FAIRBANKS - The state is preparing to caution gardeners using well water contaminated with sulfolane.Department of Environmental Conservation project manager Ann Farris said a study last summer shows the chemical contaminates garden plants. "The bottom line is that sulfolane was in the plants," Farris sad. "We have already asked Flint Hills (Resources) to be prepared to provide people with water for their gardening until we can get more information on the toxicity or on the uptake of sulfolane in these plants." About 200 wells in North Pole and outside the city have water contaminated with sulfolane, an industrial solvent used to refine oil. Flint Hills discovered the groundwater contamination last year. It stretches from the refinery to about three miles northwest of the refinery.
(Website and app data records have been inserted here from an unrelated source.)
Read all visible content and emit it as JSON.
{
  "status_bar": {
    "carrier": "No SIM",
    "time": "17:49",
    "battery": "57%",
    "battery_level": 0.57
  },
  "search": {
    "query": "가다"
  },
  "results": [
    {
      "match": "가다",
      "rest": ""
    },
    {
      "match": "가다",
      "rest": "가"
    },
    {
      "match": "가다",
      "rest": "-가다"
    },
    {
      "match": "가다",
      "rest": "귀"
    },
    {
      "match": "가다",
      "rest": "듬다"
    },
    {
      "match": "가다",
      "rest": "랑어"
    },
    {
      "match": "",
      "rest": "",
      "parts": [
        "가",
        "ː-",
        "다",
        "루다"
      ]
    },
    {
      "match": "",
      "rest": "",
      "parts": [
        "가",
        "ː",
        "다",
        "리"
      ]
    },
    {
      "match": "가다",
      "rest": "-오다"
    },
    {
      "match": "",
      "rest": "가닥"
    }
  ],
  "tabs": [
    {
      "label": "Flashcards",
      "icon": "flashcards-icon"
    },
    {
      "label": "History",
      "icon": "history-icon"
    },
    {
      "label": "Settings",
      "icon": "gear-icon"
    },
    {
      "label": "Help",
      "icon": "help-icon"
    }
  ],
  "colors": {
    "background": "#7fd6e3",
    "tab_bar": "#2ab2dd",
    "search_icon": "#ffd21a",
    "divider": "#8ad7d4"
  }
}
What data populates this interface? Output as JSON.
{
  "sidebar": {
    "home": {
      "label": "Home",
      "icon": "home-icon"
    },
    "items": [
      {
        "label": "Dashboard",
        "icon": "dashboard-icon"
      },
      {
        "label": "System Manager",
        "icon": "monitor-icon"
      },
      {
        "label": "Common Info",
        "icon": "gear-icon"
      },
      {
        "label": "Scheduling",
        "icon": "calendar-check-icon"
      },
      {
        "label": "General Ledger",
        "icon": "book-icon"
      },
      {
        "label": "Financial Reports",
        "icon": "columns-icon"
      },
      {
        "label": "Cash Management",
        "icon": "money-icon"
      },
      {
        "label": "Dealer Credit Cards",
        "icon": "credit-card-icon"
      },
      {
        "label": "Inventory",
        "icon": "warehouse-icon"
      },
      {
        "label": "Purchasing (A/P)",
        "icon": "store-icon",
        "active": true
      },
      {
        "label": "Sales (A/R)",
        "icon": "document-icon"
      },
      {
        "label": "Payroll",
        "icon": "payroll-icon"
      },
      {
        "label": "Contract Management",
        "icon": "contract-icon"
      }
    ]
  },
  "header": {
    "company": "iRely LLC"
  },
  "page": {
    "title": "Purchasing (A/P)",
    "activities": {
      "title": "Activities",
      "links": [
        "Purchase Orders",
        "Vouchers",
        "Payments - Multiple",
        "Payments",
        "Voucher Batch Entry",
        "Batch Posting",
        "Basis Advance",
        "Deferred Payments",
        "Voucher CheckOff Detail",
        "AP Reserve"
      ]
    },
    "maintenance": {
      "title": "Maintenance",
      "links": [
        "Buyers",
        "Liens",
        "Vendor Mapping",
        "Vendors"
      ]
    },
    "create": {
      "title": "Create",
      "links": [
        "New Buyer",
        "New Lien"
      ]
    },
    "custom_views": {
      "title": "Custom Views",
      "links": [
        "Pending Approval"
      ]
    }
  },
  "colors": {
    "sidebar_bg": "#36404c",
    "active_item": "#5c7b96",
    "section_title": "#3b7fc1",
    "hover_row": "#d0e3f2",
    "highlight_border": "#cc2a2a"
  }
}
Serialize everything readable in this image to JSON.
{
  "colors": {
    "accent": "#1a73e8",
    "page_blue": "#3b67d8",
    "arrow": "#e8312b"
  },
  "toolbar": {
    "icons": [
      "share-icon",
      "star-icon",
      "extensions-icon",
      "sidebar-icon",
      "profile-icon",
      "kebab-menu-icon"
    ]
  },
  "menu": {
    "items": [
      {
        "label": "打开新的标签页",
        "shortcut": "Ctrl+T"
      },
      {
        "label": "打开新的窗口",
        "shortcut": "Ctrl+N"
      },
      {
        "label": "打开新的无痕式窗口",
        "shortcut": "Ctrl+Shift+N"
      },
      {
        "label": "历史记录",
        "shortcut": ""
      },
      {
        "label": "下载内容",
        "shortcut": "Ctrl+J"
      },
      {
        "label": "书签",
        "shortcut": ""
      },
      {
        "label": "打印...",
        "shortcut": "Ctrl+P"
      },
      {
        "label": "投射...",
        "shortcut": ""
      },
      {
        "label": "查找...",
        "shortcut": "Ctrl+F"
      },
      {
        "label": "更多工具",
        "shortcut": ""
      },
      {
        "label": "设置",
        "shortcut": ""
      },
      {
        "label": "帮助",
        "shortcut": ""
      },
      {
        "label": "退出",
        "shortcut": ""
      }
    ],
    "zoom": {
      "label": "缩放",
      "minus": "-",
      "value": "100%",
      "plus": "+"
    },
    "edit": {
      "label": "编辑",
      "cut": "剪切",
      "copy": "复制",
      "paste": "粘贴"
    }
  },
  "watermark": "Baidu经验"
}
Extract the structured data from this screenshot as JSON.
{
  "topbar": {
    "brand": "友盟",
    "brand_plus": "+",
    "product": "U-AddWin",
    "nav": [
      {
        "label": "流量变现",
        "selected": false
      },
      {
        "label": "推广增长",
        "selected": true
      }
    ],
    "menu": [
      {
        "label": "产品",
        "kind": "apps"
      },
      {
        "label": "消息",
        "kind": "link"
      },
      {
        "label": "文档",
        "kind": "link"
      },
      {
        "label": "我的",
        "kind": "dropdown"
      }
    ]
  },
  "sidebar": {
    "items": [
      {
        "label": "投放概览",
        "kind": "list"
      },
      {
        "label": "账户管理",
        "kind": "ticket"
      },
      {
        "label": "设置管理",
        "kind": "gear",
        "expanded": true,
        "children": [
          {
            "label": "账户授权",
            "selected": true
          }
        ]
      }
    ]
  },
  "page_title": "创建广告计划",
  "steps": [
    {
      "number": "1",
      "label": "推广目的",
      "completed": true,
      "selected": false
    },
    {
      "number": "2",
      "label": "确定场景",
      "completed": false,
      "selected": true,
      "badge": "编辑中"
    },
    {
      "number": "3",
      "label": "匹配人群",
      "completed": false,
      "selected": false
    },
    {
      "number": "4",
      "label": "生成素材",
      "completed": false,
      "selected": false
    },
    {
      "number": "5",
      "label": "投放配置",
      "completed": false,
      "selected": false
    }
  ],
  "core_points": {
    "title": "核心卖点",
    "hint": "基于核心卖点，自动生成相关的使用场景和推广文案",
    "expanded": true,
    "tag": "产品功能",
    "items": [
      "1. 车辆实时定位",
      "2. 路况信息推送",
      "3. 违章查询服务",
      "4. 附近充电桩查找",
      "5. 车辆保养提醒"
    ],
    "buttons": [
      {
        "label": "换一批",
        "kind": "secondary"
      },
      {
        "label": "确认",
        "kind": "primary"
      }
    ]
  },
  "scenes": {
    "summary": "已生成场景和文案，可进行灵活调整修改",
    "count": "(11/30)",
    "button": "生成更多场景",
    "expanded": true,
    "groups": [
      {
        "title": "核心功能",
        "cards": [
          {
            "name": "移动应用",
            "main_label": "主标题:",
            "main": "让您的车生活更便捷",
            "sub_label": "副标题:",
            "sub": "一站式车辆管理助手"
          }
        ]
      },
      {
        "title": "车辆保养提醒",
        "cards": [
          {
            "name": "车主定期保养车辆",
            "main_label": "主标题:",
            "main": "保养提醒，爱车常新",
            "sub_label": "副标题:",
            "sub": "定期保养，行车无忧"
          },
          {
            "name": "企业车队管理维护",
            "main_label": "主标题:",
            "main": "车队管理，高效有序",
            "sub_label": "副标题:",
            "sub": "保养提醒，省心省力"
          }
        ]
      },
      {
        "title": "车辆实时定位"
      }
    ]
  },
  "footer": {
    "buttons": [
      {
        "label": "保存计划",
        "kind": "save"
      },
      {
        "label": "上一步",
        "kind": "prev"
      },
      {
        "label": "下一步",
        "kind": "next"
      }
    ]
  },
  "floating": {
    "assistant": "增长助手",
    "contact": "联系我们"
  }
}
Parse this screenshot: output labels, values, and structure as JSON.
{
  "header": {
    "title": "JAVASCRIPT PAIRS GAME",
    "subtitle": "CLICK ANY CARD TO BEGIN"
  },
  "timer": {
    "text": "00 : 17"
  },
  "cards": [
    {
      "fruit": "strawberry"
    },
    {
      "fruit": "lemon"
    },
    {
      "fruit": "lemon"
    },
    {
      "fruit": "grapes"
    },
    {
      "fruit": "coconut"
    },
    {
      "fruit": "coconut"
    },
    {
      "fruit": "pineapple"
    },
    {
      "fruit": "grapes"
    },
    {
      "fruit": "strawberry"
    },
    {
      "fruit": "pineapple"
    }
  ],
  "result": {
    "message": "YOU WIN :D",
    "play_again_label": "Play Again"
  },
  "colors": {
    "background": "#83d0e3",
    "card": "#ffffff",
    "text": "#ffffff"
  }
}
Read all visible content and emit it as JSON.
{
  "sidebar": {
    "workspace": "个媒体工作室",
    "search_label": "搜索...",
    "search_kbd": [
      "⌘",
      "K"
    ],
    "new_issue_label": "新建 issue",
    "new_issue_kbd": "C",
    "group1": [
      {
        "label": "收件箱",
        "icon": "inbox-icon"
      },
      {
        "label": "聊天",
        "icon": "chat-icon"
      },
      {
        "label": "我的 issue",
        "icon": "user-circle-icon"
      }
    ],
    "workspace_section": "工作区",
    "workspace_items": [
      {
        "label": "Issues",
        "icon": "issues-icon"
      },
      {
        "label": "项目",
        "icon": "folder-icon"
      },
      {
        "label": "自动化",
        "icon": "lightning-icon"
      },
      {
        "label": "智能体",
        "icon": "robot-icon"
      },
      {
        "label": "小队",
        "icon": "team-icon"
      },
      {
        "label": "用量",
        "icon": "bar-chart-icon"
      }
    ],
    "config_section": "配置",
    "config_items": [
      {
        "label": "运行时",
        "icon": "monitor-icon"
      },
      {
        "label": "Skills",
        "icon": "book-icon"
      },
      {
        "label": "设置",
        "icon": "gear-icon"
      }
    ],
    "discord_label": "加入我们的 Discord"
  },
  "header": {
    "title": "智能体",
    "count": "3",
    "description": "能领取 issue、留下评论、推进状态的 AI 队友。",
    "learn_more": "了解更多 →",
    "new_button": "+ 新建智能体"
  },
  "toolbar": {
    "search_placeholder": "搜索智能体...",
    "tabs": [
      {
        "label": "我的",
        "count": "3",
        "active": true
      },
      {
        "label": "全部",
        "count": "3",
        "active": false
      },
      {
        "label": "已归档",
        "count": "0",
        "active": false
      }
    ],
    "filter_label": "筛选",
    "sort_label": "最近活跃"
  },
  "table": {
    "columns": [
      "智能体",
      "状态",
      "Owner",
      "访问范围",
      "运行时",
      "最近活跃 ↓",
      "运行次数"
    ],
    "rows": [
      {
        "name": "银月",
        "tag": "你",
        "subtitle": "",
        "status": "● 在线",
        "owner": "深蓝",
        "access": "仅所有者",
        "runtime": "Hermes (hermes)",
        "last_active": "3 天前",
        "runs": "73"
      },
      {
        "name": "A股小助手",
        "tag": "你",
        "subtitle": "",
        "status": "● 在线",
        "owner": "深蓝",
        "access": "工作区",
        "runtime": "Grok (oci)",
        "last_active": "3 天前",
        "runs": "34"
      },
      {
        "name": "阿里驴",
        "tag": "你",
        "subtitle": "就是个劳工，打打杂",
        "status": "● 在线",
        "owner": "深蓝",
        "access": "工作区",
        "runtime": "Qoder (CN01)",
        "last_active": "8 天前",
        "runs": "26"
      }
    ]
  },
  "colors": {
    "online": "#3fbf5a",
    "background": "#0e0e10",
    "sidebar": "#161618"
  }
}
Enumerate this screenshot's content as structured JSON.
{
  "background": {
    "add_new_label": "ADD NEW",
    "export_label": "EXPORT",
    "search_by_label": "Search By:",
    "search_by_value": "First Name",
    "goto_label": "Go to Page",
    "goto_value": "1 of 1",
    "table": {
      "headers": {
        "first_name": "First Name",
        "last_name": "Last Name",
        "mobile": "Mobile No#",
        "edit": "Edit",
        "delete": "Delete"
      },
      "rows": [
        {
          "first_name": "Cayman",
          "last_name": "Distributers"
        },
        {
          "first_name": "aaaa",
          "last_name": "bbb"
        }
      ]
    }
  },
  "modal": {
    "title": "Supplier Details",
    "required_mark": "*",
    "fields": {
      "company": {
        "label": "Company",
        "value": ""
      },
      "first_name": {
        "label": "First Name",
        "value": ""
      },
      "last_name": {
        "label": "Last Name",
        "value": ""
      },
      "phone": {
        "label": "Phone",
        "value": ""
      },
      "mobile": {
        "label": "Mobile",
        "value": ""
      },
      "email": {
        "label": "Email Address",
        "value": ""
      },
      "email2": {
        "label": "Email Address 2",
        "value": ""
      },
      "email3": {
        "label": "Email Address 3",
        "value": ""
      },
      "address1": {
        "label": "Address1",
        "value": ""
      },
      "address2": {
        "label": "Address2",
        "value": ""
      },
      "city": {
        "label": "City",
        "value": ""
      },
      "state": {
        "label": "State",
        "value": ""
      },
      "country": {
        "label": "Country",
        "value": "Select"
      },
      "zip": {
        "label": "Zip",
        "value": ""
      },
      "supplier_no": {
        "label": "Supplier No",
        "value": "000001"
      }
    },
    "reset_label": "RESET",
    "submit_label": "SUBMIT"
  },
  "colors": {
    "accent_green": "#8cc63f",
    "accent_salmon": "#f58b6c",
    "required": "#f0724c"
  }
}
The results of testing to determine how deep the contamination has spread are expected by the end of the month, Farris said. DEC Commissioner Larry Hartig will discuss the sulfolane contamination at 3:30 p.m. Tuesday in a meeting of the Fairbanks North Star Borough Economic Development Commission. The commission meets in the Salcha Conference Room at the borough administrative center. Flint Hills is continuing efforts to make sure affected businesses and households have access to clean water and to ensure a chemical spill of this magnitude doesn't happen again, refinery spokesman Jeff Cook said. Gasoline spills that occurred before the year 2000 are believed to have soaked soil at the refinery, causing sulfolane to seep into the groundwater. "The cost to date has been several million dollars," Cook stated in an e-mail, "and since the sulfolane impacting the residents left the refinery property before Flint Hills' acquiring the refinery, Flint Hills has requested the prior owner, Williams, to contribute to solving this problem. So far, Williams has not done so. Regardless, Flint Hills will continue to work with the residents and the DEC toward solving this problem." In addition to providing bottled water to affected residents, the company is testing a filtration system with hopes that residents can resume using their wells. Flint Hills also dug two new wells for the city of North Pole after finding trace amounts of sulfolane in the public water system. Cook said testing and permitting for the new wells should be finished by the end of the year. State regulators say they don't think the levels of sulfolane found in the groundwater in the North Pole area are enough to make people sick, but no studies have been conducted on the long-term effects of low levels of sulfolane on humans. High doses of sulfolane have been shown to harm or kill animals. "I wish these chemicals, before they even went into manufacturing, were required to have more information on them," Farris said. Almost 30 of the households with tainted wells have been connected to the public water system in North Pole. The rest might have to decide between installing a bulk water tank or a filtration system. Preliminary results from pilot tests of a filtration system in five homes look promising, Farris and Cook said. Flint Hills is poised to set up individual meetings with homeowners after the first of the year to discuss options for long-term relief, Cook said. One of the property owners, James West, has sued. His case is set to go to trial in August. West drank the tainted well water every day for more than two years. Now, he won't use the water to wash his clothes, he said. He suffers from various health problems and wonders if his ill health is connected to the sulfolane. "My biggest concern is what's going to happen five or 10 years down the road," West said. He's also worried about the contamination's impact on the value of his property. "Would you want to buy someone's property with a contaminated water well?" he said. No one else has joined the lawsuit, and attorney Jason Weiner's attempt at having it declared a class-action lawsuit failed. Weiner said he is meeting with affected property owners at 4 p.m. Sunday at the Hotel North Pole.